Sperello di Serego Alighieri, a direct descendant of the storied poet, told reporters that “Florence always felt a bit guilty for what it did to one of its most famous citizens.” Sperello was directly involved with the ceremonial retrial, which took place Friday in Florence.

Dante Alighieri’s Exile

Dante’s exile in 1302 is believed to have been politically motivated. While he was living in Florence, a group called the Black Guelphs took control of the city. Contemporary accounts record that the Black Guelphs, led by Charles of Valois, ran amok in the city, putting enemies to the sword and destroying many buildings. At this time, Dante was accused of corruption and misconduct by the Black Guelphs, who were backed by Pope Boniface.

Dante himself was aligned to a different political party, the White Guelphs, which contemporary scholars believe led to his exile.
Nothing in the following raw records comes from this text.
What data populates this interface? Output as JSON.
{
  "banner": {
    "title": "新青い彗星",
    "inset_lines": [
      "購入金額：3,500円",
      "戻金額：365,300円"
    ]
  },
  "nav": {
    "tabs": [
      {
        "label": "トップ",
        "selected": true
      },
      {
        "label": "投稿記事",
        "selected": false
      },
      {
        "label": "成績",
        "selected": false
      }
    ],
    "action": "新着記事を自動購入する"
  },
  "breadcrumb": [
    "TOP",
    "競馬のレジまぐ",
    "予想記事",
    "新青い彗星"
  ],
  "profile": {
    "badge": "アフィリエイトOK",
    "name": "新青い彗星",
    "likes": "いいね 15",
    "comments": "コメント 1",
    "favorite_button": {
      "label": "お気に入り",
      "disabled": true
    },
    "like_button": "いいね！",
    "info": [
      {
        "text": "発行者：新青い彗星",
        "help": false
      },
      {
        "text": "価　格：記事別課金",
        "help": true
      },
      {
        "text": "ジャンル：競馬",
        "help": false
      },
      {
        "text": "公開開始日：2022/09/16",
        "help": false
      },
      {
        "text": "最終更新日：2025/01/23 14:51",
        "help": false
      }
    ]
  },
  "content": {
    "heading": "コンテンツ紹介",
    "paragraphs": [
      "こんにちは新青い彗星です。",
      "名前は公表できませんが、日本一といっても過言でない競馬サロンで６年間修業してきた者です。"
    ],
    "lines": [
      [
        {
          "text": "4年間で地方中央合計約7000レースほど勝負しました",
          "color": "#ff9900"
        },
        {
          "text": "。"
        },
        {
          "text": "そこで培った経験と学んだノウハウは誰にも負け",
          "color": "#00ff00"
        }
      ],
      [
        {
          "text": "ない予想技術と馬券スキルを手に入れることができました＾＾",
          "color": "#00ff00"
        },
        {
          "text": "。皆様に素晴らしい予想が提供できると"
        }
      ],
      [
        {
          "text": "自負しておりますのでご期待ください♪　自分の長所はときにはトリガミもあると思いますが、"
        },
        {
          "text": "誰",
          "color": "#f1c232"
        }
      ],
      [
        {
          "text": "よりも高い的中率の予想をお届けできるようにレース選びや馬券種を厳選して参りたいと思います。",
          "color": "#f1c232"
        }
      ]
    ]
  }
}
In 1302, while Dante was in Rome, the Black Guelphs accused him of absconding from his official position in Florence and ordered him to pay a large fine. However, all of his assets were in Florence and had been seized by the Black Guelphs, thus making him unable to pay the fine even if he’d wanted to.

Over the years, Dante would attempt to retake power from the Black Guelphs but grew disenchanted with the White Guelph party due to their infighting and ineffectiveness. He attempted to strike out on his own, using his political clout to take up residence in various Italian courts for the remaining twenty years of his life.

Dante’s Death and Legacy

Dante Alighieri passed away in 1321 in the city of Ravenna, having never been able to return to his home in Florence. He was buried in what is now called the Basilica di San Francesco, despite some calls for his remains to be returned to his home city.

When Sperello Alighieri was asked what he thought his ancestor would think about the retrial, he laughed and told reporters that he felt Dante would find the entire endeavor amusing. “It can’t have any practical effect, although it is interesting to examine the historical and juridical reasons that led to his exile.”